So what to talk about? It’s a question we all ask. Unfortunately, it often pops up in situations where you need something to talk about and fast!
Memorized lines can work but much better is to improvise depending on the situation. So here’s a quick technique to help you come up with appropriate conversation questions on the fly.
Conversation questions work well when you need something to talk about quick. It’s a way to throw the ball in the other person’s court and get them talking.
Think them up quickly by using the acronym F.O.R.M. It’ll help you remember universally good topics for conversations.
F.O.R.M. stands for Family, Organizations, Recreation, Money
Here are some examples:
- So do you have any brothers or sisters?
- How’s your family doing?
- Do you have any kids?
- How does your grandfather like his new porch?
- I’ve been wanting to join a running group. Know any good ones?
- How have your Toastmasters speaking meetings been going?
- How do you spend your time when you’re not (at work, at the bar, attending conferences, etc.)?
- So how was this weekend? What did you do?
- Hey, what are some good movies out right now?
- Got any vacation plans this year?
- So what do you do for fun?
(I have to admit, this one seems weird.

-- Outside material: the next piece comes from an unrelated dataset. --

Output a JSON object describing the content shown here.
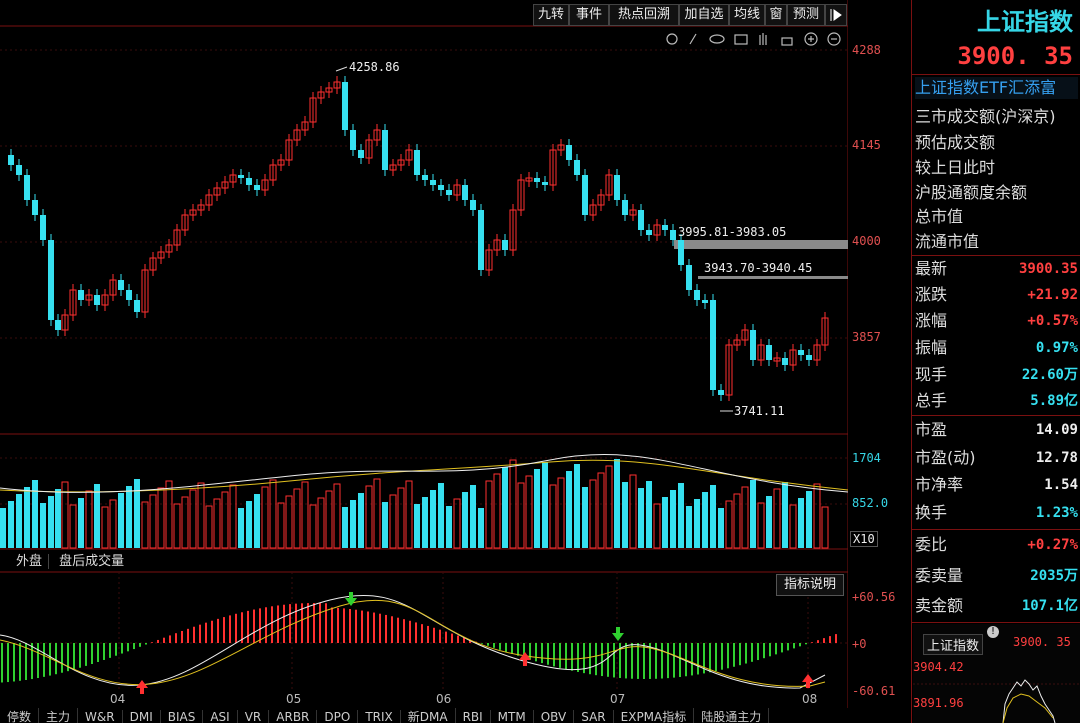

But think of it this way, people are usually proud/passionate about things they’ve spent money on, so they’ll probably want to talk about them…)
- I’ve been wanting to buy a new watch. Yours is nice. What kind is it?
- Wow that car is incredible! How does it handle?
- What’s that Orange Mocha Frapachino like? Is it really sweet?
Tips on using F.O.R.M. for conversation questions
Don’t play the interrogation game. Listen to their responses and comment on what they say in addition to asking questions. That way the conversation will flow more naturally. If you’re not quite sure how to do that, check out my posts on how to keep a conversation going and asking open-ended questions.
Keep in mind that these probably aren’t the very first thing you’d say. At the least, a small exchange of pleasantries would likely come first, such as, “Hey, how’s it going?” “Oh, pretty good. You?”
Small talk is a good thing; it leads to more substantial talk. The examples above are useful because they heed that rule. They can actually be used in many situations. I’ve never had much success starting conversations with stuff like, “if you could travel anywhere in the world, where would you go?” That kind of thing is more appropriate in later stages of talking.
The above are all just suggestions. The main point is that you use the acronym F.O.R.M as a quick guide for appropriate topics based on the situation. As always, the more you practice using this, the easier and more natural it will be.
What do you think?
What are some other conversation questions you can think of using the F.O.R.M. technique.